I didn’t want to limit my property type to a certain structure or otherwise limit the source for the tree where the property value is selected. For that reason I created a generic control and an interface which should be implemented to feed the tree with data.
The class implementing the interface decides how the tree should be built. This way Clubs, Forums (or really anything) can be put in a tree sorted by Site, Category, first letter in name, or a combination of several of these, or anything else. The property edit control, inheriting an abstract class associated with the tree control, is still responsible for saving the value, so invalid selections (like selecting the “first letter in name” parent rather than a Club) can be disregarded.
The property types that can be used with the tree control are not limited, they can be based on PropertyNumber, PropertyString or anything else. The representation (as strings) is controlled by your implementation. Internally in the tree control the values are treated as strings (by calling the ToString method of your PropertyData.Value). This example uses a property type derived from PropertyNumber to represent a Category in EPiServer Community.

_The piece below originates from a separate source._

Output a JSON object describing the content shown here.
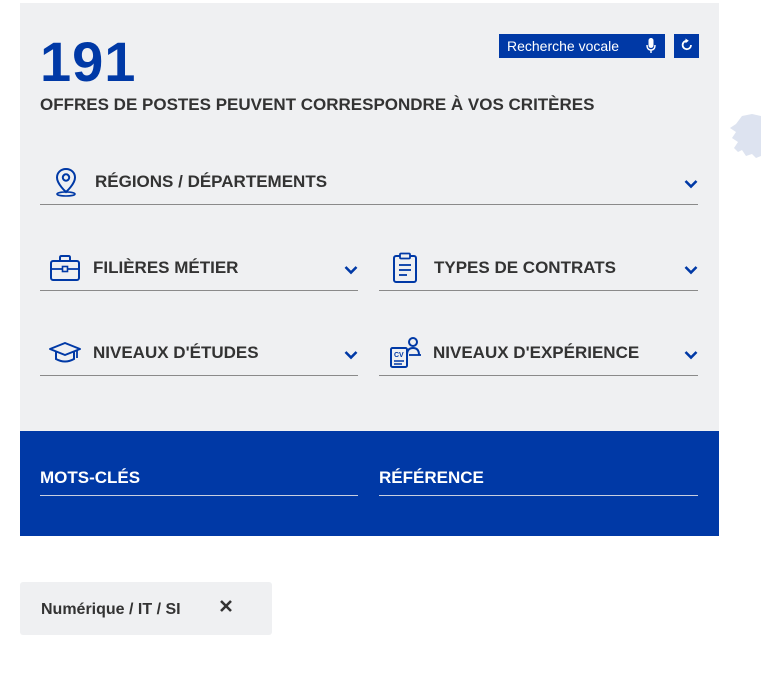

This is the code implementing the data feeding interface, IHierarchialdata, in the class CommunityCategoryData:
As you can see all it does is basically to feed data according to the category tree from the Community database, as well as implement some required settings for the dialog and user friendly names for the categories when displayed in edit mode.
Needed is also the property control (and of course the property, but that only overrides the CreatePropertyControl method), which is based on the abstract HierarchialSelectionControlBase class which is responsible for rendering the controls:
As you can see, this is were we provide information where the control should get it’s tree data from (the CommunityCategoryData class) and make sure the value is saved in correct form (remember it’s represented by a string by calling your PropertyData.Value.ToString() when loaded).
The community category property type looks like this:
And the dialog when launched looks like this:
The source code for the base classes and interfaces, the page used in the dialog as well as the Community category example implementation can be downloaded from http://www.mediafire.com/src (the file HierarchialBrowser-src-20090421.zip)